The Secretariat is based at the Natural Environment Research Council, which is responsible for the management of the programme on behalf of the funding partners. This includes financial management, procurement and grant awarding, which are carried out according the policies and procedures of the research councils and the Shared Services Centre (which supports the research councils' activities).

  • Maria Kirrane
  • Natalie Clark

Directorate

The Directorate is based at the University of Edinburgh and is responsible for leading on the implementation of ESPA activities (except for the grants awarding process), ensuring the coordination of all ESPA activities, and undertaking other activities which add value to the programme. The Director will provide the overall intellectual leadership for the programme and act as the de facto head of the programme (except in terms of financial management) under the authority of the PEB.

  • Professor Paul van Gardingen, University of Edinburgh (Director)

International Programme Advisory Committee

The International Programme Advisory Committee (I-PAC) will provide independent advice to the programme, as required, in relation to strategic and technical aspects of the programme.

  • Atiq Rahman, Bangladesh Centre for Advanced Studies (Co-Chair)
  • Kate Brown, University of East Anglia (Co-Chair)
  • John Adeoti, Nigerian Institute of Social & Economic Research (NISER)
  • Christo Fabricious, Nelson Mandela Metropolitan University and Resilience Alliance
  • Janet Ranganathan, World Resources Institute
  • Frances Seymour, Immediate past Director General of CIFOR
  • Virgílio Viana, Amazonas Sustainable Foundation

ESPA Programme Memorandum (PDF, 347KB)

Situation Analysis Final Reports

Please note that many of these files are very large (up to 25MB), so you are advised to download them only on a high speed internet connection.

China

Final Report China - report (PDF, 6.8MB)

Final Report China - annex (PDF, 8.1MB)

Final Report China - Ningxia case study (PDF, 1.5MB)

Semi-arid sub-Saharan Africa

Final Report Africa - report (PDF, 1.7MB)

Amazon basin & Andean catchment

Final Report Amazon - main report large version (PDF, 15.4MB)

Final Report Amazon - main report compressed version (PDF, 2.8MB)

Final Report Amazon - annexes (PDF, 4.1MB)

India-Hindu Kush-Himalayas

Final Report India HKH - main report (PDF, 14.7MB)

Final Report India HKH - Annex cover (PDF, 277KB)

Final Report India HKH - Annex A Discussion Paper (PDF, 606KB)
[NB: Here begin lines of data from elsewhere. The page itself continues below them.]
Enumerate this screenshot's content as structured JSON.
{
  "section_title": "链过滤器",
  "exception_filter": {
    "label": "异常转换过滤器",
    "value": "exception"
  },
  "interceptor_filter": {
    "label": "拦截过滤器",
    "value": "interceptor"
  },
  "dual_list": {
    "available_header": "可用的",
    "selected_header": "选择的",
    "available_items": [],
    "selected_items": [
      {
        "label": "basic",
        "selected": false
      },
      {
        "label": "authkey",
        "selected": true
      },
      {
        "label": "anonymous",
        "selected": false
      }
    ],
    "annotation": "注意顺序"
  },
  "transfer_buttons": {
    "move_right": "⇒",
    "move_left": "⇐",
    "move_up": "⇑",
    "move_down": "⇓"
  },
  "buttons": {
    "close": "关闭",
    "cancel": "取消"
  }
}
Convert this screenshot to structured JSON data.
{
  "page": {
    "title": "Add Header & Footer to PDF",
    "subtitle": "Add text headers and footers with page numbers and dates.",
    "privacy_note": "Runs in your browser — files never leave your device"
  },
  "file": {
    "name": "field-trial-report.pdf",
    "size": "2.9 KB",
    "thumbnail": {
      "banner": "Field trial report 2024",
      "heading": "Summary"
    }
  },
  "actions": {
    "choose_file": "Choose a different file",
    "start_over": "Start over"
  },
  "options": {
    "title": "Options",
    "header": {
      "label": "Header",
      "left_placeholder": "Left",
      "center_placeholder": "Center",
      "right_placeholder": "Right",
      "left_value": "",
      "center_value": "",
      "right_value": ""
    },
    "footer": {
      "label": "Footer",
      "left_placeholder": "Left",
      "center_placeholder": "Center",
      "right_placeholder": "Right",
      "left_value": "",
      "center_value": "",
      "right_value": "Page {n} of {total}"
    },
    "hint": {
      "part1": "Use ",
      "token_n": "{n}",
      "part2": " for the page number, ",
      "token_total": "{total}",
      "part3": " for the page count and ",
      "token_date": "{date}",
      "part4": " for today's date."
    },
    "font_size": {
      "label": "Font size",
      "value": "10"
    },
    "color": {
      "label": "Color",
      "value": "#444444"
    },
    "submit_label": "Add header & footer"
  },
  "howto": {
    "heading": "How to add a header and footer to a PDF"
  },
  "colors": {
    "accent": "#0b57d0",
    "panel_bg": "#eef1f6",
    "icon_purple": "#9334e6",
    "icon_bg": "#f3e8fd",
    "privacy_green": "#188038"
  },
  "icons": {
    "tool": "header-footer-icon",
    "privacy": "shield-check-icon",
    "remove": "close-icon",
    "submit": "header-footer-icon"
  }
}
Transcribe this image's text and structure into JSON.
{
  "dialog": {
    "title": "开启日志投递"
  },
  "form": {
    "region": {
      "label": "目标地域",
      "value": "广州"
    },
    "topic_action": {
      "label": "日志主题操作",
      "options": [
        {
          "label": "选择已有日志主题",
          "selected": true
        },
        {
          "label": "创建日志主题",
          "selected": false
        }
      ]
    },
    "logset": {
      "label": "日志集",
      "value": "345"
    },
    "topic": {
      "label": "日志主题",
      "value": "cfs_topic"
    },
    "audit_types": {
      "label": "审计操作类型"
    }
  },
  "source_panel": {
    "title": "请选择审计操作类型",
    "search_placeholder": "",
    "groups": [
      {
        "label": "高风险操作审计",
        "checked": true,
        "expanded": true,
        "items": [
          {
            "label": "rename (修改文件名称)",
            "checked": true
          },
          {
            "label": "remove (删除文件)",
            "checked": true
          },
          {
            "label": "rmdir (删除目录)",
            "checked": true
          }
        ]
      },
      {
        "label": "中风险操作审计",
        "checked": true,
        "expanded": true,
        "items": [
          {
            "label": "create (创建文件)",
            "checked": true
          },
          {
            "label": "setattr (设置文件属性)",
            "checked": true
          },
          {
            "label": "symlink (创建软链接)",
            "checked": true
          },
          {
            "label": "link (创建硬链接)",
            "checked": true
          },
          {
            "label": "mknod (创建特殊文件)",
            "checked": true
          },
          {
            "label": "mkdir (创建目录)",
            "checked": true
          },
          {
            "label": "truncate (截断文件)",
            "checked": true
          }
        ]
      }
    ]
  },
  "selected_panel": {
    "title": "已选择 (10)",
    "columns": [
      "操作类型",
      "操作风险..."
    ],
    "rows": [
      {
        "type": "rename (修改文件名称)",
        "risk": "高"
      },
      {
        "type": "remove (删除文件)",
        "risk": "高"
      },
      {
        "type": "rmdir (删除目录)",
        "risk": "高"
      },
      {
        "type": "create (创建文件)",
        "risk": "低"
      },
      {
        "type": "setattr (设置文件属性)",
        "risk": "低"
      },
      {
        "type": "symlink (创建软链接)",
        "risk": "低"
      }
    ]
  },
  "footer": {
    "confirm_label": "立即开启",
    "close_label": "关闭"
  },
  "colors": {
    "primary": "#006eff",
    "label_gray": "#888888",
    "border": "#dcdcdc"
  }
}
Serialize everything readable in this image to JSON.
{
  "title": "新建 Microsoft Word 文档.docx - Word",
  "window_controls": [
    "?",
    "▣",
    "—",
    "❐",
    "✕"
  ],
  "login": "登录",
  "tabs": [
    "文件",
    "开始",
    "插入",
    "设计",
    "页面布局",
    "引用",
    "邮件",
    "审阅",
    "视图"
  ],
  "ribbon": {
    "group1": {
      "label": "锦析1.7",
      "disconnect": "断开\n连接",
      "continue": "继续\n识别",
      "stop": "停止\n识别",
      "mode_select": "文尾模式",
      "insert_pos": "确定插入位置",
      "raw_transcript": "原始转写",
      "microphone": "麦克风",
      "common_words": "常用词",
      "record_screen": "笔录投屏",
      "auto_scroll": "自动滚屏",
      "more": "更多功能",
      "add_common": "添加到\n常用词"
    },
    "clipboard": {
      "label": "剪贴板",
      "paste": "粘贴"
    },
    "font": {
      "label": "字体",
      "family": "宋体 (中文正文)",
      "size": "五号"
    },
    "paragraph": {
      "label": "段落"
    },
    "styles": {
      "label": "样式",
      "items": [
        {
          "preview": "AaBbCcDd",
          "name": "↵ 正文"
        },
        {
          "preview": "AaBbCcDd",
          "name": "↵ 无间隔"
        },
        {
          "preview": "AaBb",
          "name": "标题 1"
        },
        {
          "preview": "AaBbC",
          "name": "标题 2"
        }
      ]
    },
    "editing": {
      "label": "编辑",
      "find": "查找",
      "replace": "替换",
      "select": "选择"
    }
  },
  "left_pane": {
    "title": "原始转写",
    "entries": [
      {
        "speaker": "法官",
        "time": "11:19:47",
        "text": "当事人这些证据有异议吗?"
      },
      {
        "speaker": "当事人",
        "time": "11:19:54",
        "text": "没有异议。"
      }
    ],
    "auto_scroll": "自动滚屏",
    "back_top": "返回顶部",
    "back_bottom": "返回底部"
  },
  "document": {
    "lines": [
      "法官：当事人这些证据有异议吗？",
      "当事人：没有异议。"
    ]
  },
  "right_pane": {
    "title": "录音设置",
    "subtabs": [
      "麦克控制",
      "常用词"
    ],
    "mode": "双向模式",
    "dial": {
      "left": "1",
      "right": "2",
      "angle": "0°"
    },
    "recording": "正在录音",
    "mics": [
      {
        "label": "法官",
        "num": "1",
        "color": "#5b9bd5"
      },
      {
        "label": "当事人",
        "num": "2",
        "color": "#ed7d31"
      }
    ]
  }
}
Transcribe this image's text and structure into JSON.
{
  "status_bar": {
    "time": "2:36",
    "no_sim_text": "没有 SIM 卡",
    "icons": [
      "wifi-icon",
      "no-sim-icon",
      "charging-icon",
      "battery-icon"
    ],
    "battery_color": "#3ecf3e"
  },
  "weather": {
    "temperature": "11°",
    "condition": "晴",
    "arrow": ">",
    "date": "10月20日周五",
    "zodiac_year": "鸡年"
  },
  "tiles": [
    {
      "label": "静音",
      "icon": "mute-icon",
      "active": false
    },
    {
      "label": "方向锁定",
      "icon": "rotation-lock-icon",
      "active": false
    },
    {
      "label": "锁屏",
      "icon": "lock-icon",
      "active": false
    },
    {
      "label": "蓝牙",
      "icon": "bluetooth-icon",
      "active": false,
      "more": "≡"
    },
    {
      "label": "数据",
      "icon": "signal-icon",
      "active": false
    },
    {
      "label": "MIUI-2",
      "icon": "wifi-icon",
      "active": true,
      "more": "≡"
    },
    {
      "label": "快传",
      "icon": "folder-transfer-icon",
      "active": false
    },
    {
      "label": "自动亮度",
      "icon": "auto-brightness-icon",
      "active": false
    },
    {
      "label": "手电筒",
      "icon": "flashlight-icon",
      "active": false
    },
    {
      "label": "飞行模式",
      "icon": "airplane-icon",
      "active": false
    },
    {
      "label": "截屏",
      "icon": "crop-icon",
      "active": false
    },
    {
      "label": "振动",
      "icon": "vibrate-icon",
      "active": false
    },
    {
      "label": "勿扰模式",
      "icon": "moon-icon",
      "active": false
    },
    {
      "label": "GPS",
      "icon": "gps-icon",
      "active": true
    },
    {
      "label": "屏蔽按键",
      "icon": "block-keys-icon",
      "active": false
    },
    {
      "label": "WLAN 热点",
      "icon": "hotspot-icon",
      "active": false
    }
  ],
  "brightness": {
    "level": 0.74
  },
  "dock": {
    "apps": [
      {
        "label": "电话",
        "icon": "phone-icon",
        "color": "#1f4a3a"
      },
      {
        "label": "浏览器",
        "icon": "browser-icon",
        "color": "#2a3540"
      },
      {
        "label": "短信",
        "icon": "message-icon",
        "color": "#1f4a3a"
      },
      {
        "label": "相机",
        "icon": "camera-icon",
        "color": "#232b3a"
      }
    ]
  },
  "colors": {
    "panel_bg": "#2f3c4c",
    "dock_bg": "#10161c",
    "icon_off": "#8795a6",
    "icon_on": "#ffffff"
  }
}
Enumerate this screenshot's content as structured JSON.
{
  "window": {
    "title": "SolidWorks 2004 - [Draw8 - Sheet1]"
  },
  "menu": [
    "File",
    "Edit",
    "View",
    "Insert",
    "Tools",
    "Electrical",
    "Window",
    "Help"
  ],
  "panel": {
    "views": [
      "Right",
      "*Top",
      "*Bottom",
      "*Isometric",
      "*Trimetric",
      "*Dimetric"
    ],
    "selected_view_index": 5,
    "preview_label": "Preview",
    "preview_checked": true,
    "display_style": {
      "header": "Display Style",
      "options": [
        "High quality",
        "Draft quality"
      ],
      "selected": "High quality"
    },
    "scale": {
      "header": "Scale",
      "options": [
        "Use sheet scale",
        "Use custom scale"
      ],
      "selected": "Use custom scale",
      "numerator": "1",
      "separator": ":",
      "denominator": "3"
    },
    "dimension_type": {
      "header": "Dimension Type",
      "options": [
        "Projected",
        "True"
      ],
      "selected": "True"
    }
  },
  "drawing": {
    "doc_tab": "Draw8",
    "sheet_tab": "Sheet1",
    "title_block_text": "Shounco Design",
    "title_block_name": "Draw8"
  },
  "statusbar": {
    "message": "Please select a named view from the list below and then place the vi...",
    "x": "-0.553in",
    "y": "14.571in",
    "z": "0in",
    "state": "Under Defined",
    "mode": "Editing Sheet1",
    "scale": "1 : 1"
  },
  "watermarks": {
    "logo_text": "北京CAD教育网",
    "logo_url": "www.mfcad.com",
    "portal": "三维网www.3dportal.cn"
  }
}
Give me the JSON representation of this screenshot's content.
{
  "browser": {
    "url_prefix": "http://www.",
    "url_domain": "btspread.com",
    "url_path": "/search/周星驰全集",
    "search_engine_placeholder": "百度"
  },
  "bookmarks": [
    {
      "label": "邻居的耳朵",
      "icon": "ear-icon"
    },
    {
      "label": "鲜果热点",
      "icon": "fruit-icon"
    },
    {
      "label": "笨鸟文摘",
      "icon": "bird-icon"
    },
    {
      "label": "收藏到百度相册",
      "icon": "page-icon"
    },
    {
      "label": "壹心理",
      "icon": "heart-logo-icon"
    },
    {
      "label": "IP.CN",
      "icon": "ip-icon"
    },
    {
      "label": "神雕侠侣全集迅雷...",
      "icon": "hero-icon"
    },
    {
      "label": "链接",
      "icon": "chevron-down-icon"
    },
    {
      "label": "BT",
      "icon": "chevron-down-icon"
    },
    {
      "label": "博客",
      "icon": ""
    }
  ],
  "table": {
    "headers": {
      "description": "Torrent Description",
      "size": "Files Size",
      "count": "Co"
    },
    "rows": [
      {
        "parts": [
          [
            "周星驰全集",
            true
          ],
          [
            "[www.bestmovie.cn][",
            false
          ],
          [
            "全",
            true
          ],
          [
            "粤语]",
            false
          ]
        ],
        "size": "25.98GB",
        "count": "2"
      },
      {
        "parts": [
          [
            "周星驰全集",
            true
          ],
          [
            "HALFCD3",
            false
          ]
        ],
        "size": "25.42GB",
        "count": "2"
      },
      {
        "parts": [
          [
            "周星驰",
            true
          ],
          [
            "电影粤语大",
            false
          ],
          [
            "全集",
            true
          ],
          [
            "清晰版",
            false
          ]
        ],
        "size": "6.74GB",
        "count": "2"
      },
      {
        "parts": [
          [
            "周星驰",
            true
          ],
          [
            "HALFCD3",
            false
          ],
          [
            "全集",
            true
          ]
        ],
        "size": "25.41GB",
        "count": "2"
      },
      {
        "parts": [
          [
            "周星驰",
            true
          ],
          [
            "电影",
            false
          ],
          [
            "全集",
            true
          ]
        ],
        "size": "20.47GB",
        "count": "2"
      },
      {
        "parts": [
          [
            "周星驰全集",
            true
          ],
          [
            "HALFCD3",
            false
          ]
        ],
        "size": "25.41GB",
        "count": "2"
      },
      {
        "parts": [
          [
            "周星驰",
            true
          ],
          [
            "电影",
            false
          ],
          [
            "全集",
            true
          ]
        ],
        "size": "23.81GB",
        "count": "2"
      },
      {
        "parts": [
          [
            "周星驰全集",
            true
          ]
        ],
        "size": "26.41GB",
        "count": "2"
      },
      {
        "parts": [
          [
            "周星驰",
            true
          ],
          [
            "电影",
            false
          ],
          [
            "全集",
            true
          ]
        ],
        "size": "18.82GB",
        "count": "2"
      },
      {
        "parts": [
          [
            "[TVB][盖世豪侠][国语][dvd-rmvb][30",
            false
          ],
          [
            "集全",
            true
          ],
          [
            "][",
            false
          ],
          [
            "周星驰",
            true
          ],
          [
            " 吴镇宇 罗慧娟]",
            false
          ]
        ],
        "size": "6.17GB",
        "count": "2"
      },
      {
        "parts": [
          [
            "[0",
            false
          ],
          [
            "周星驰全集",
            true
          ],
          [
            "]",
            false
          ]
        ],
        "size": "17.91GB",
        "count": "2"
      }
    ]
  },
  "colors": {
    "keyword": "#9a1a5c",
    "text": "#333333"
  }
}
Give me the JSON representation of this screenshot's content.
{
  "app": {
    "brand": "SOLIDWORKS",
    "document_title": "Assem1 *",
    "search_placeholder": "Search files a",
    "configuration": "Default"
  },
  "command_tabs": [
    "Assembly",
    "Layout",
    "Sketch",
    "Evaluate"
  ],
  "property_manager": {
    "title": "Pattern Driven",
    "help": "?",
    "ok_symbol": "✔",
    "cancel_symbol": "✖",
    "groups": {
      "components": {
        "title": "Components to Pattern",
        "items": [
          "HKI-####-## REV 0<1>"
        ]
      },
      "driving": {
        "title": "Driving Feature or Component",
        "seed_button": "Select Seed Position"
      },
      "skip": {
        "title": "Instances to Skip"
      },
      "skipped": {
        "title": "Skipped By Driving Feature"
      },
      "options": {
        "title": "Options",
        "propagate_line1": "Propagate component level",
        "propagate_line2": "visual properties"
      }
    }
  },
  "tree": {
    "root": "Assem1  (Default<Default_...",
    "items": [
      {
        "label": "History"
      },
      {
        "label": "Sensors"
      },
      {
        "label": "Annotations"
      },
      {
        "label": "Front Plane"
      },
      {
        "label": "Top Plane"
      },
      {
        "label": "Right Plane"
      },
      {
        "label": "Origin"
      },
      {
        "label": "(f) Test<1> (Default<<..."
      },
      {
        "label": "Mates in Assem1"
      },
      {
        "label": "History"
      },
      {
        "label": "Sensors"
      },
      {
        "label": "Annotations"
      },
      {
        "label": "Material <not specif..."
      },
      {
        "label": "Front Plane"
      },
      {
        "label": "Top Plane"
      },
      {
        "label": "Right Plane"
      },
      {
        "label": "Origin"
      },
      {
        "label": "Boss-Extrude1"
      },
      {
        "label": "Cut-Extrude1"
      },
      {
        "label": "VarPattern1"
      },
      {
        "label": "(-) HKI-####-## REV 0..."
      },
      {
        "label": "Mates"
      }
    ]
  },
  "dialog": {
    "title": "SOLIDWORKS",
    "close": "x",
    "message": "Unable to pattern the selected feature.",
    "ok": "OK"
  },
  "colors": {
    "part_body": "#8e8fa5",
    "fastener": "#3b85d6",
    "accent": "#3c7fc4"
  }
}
Final Report India HKH - Annex B Country Reports (PDF, 4.8MB)

Final Report India HKH - Annex C Workshop Reports (PDF, 2.6MB)

Desakota

Final Report Desakota Part I (PDF, 4.6MB)

Final Report Desakota Part II A Reinterpreting Urban Rural continuum (PDF, 1MB)

Final Report Desakota Part II B Vulnerability disasters and poverty (PDF, 128KB)

Final Report Desakota Part II C Natural Science Review (PDF, 4.5MB)

Final Report Desakota Part II D Social Science Literature Review (PDF, 580KB)

Final Report Desakota Part II E1 Sub-Saharan Africa Regional Literature (PDF, 9.9MB)

Final Report Desakota Part II E2 China Regional Literature Review (PDF, 4MB)

Final Report Desakota Part II E3 Amazon Andes Regional Literature Review (PDF, 1.2MB)

Final Report Desakota Part II F1 Case Study Bangladesh (PDF, 102KB)

Final Report Desakota Part II F2 Case Study Gujarat India (PDF, 289KB)

Final Report Desakota Part II F3 Case Study Nepal-India (PDF, 267KB)

Final Report Desakota Part II F4 Case Study Pakistan (PDF, 364KB)

Final Report Desakota Part II G1 Case Study Mwanza SSA (PDF, 156KB)

Final Report Desakota Part II G2 Case Study Miyun China (PDF, 271KB)

Final Report Desakota Part II G3 Case Study Andes (PDF, 179KB)

Final Report Desakota Part II G4 Case Study Peruvian Amazon (PDF, 332KB)

Marine & Coastal

Marine and Coastal - Synthesis Report (PDF, 1.2MB)

Marine SA Appendix 1 Global Assessment (PDF, 6.2MB)

Marine SA Appendix 2 WIO Regional Assessment (PDF, 906KB)

Marine SA Appendix 3 SEA Assessment (PDF, 4.8MB)

Marine SA Appendix 4 Stakeholder Workshops (PDF, 386KB)

Marine SA Appendix 5 Focus Groups (PDF, 2.6MB)

Marine SA Appendix 6 Bibliography (PDF, 567KB)